Saturday, November 20, 2010

"The Dark Side of Creativity", book comment

One of our PhD students (Samantha, thanks!) pointed me the other day to a new book with the intriguing title "The Dark Side of Creativity". The book is edited by Cropley, D, Cropley, A, Kaufman, J, & Runco, M. and contains 20 chapters on the notion of creativity.

I need to point out that this blog post is not a book review since I have only read the first two chapters plus the last one, so, I will restrict my comments and not review the book as such.

It is obvious that the title of the book is intriguing and inviting for anyone who is dealing with studies of any kind of creative human activities, which for me of course is design. The editors make the observation that creativity is in our society seen as a completely positive "thing",  in some quarters almost revered in religious terms. This fact is in itself enough for a book that in serious fashion takes on the potential "dark side" of creativity. This is also the reason for the book according to the editors.

It was interesting to see how the discussion (in the few chapters I have so far read) relates to the notion of "The Evil of Design" that I and Harold Nelson develop in our book "The Design Way". It seems, in the chapters I have read and in our own writings, that an examination of creativity as an activity in itself,  leads to the understanding that creativity is a quite simple cognitive "tool" that can be used for any purpose. To cope with this one has to bring in intention as a central concept in the analysis. This is also the reason why Harold and I did not discuss creativity in our book. Instead we focused on intention and judgment which are the two concepts that do have a direct and concrete impact on the potential good or evil of a human intervention in the world.

Anyway, the book do ask some good questions and I had to reflect on how I define and think about creativity. For anyone who has any kind of interest in creativity this book opens up some unusual perspectives and is also written by people who has a expertise and experience in studying creativity.

2 comments:

Ravikumar Jayaraman said...

Erik,

The book as well as the way you related the book to Evil of Design is very interesting and compelling.

We all know that Evil of Design in design way deals with things which a practitioner can consider in their daily work. I'm curious and I'll be glad if you could reflect whether the book gives thoughts beneficial for a practitioner, in your opinion

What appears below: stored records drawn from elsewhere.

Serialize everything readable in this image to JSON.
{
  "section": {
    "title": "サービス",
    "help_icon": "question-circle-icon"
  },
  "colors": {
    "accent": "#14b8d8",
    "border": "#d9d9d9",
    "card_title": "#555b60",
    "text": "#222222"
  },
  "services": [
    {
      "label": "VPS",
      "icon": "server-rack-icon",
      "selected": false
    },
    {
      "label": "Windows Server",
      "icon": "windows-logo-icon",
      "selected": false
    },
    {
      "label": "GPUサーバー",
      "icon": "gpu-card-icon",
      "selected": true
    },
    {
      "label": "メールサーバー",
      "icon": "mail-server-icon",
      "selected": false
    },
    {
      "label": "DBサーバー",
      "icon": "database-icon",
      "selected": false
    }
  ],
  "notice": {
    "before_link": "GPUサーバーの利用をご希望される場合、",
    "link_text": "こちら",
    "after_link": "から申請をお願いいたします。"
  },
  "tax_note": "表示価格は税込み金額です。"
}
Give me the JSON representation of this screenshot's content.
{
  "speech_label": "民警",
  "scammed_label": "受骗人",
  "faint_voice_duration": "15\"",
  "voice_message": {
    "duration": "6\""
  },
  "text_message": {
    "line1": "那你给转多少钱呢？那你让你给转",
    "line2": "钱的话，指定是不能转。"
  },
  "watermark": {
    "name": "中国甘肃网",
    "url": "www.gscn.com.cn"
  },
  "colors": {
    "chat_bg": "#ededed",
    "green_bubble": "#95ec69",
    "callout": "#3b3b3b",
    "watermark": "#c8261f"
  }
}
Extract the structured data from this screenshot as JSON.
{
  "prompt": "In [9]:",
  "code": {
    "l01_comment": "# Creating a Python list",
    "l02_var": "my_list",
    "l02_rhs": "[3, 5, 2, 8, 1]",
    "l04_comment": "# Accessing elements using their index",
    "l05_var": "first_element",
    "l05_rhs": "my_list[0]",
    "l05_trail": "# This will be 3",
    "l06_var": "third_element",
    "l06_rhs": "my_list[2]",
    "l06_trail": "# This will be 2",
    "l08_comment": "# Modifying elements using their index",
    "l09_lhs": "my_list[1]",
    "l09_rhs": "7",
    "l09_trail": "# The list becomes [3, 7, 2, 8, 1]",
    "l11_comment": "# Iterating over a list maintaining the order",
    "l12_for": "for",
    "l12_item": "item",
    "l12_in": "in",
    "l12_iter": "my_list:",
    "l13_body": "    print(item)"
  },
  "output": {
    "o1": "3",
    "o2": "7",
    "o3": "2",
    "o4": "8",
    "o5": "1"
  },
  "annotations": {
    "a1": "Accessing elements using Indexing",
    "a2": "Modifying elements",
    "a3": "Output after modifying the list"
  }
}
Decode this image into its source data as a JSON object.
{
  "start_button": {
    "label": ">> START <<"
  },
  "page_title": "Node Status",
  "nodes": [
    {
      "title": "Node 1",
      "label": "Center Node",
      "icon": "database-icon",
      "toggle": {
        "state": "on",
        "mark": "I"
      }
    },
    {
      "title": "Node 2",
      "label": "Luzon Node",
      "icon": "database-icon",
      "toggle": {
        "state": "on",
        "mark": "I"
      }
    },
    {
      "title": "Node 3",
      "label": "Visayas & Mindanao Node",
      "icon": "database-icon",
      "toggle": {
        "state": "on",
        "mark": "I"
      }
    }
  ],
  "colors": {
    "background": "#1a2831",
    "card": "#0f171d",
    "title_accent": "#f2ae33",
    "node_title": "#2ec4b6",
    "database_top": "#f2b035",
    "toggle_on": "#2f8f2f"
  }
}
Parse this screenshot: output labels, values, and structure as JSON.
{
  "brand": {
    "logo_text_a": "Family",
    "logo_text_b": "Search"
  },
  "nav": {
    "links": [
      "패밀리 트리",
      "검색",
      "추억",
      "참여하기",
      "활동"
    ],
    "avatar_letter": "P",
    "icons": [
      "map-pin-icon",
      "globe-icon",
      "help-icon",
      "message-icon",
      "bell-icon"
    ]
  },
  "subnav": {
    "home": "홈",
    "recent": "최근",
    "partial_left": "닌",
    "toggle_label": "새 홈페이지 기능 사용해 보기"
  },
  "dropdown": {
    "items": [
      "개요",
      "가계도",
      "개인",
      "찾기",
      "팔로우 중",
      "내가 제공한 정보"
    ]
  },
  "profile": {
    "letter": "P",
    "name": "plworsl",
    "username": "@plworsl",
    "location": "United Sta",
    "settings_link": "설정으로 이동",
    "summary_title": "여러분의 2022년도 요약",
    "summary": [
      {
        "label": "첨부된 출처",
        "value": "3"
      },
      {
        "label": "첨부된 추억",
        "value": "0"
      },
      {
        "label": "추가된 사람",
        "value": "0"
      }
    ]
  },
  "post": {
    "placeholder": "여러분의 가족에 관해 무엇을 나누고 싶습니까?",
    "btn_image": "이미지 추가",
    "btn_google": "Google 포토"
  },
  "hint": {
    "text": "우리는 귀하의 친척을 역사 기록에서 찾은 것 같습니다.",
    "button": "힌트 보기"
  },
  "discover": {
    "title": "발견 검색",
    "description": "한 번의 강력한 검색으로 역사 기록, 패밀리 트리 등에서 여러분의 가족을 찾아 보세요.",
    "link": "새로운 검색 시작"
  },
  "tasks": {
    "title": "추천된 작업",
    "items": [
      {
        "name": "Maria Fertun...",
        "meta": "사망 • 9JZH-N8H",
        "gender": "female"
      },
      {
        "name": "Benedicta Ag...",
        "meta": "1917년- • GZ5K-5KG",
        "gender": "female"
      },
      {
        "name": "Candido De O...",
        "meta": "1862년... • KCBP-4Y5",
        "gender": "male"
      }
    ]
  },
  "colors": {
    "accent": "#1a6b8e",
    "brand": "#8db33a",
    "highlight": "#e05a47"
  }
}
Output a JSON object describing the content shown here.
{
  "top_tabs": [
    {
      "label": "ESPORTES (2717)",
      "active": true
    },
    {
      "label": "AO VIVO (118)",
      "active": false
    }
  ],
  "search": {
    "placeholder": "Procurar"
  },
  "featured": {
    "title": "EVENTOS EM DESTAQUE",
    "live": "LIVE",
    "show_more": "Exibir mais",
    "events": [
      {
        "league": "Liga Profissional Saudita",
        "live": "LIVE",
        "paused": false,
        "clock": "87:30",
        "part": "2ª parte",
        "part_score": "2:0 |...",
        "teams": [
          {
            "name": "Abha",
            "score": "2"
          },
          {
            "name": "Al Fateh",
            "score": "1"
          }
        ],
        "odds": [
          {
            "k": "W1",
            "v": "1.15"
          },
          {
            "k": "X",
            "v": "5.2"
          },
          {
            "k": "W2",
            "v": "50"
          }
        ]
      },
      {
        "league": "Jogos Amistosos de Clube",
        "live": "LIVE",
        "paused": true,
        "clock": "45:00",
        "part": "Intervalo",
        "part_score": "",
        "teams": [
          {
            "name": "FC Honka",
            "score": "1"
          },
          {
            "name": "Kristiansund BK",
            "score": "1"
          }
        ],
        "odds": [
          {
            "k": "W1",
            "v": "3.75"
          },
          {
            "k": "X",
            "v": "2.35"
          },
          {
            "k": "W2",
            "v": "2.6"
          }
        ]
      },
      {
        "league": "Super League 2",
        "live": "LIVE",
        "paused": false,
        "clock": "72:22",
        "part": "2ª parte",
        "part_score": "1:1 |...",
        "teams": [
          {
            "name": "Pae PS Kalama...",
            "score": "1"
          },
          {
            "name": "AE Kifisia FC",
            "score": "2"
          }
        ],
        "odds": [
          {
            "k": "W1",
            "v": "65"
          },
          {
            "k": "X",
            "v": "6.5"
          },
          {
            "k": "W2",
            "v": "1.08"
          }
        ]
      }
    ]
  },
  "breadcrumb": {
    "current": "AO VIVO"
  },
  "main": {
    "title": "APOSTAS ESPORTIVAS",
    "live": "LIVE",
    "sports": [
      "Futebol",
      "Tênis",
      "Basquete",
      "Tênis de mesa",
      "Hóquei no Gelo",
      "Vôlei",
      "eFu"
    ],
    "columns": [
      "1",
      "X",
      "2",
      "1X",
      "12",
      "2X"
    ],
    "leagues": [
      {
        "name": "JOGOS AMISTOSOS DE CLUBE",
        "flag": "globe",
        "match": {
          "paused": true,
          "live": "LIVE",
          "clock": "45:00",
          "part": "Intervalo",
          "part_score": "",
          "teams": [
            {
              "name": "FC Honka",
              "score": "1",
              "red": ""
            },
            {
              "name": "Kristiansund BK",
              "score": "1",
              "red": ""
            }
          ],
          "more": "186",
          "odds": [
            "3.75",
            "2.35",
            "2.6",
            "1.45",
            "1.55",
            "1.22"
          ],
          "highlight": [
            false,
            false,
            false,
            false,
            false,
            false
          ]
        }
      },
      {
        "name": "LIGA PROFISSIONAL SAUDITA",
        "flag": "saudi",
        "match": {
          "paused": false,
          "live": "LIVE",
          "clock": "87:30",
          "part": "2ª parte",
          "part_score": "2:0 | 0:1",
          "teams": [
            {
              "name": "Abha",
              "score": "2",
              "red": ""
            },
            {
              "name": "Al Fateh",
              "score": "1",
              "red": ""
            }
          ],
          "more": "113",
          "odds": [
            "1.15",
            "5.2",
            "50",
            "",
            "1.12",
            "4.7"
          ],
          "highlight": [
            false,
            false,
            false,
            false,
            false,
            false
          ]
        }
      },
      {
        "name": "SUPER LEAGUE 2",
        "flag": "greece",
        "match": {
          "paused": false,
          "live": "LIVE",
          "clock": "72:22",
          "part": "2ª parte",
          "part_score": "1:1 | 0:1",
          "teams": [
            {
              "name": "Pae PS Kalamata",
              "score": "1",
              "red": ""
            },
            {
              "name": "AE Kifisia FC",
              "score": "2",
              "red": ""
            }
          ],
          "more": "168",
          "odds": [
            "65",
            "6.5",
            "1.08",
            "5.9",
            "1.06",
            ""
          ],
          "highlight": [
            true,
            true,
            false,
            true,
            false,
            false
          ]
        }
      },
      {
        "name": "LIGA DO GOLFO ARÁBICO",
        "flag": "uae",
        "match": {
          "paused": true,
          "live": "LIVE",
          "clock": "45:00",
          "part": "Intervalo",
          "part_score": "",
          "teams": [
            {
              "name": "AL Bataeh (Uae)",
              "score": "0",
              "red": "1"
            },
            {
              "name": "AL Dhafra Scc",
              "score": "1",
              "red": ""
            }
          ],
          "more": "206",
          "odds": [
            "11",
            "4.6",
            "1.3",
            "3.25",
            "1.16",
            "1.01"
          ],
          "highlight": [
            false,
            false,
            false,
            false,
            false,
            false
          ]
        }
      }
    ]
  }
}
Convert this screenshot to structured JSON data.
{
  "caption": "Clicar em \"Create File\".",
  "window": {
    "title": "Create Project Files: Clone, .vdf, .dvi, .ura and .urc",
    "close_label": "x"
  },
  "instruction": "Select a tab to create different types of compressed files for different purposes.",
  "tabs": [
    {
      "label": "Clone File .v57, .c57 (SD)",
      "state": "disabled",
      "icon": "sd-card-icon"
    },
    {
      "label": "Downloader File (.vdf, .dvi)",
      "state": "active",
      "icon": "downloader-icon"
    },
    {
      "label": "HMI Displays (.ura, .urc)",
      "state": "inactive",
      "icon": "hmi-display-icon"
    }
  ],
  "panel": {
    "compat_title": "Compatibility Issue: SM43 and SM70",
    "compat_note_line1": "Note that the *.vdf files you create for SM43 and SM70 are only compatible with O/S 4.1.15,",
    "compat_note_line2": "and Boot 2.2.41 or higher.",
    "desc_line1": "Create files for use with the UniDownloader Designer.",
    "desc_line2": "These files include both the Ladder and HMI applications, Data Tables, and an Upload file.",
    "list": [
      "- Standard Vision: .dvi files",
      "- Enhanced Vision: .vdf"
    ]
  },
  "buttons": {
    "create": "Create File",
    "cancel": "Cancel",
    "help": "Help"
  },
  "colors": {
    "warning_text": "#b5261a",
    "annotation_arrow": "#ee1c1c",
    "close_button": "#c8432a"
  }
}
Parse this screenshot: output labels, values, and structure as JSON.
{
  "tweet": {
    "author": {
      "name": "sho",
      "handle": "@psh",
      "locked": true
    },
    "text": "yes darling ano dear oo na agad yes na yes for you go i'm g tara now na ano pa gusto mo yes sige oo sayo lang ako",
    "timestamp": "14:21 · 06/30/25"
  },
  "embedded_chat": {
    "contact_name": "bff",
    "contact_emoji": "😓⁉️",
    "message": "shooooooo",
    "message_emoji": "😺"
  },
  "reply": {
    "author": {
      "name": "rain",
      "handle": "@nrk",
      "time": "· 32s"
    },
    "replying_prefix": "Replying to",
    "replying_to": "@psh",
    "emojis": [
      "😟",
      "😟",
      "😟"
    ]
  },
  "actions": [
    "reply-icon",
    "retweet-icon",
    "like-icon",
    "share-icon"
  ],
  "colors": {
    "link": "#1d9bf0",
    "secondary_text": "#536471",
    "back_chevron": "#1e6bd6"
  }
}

Binaebi said...

I hadn't heard about this book but I'm adding it to my list thanks to your recommendation, even if you are only a couple of chapters into it. Thanks!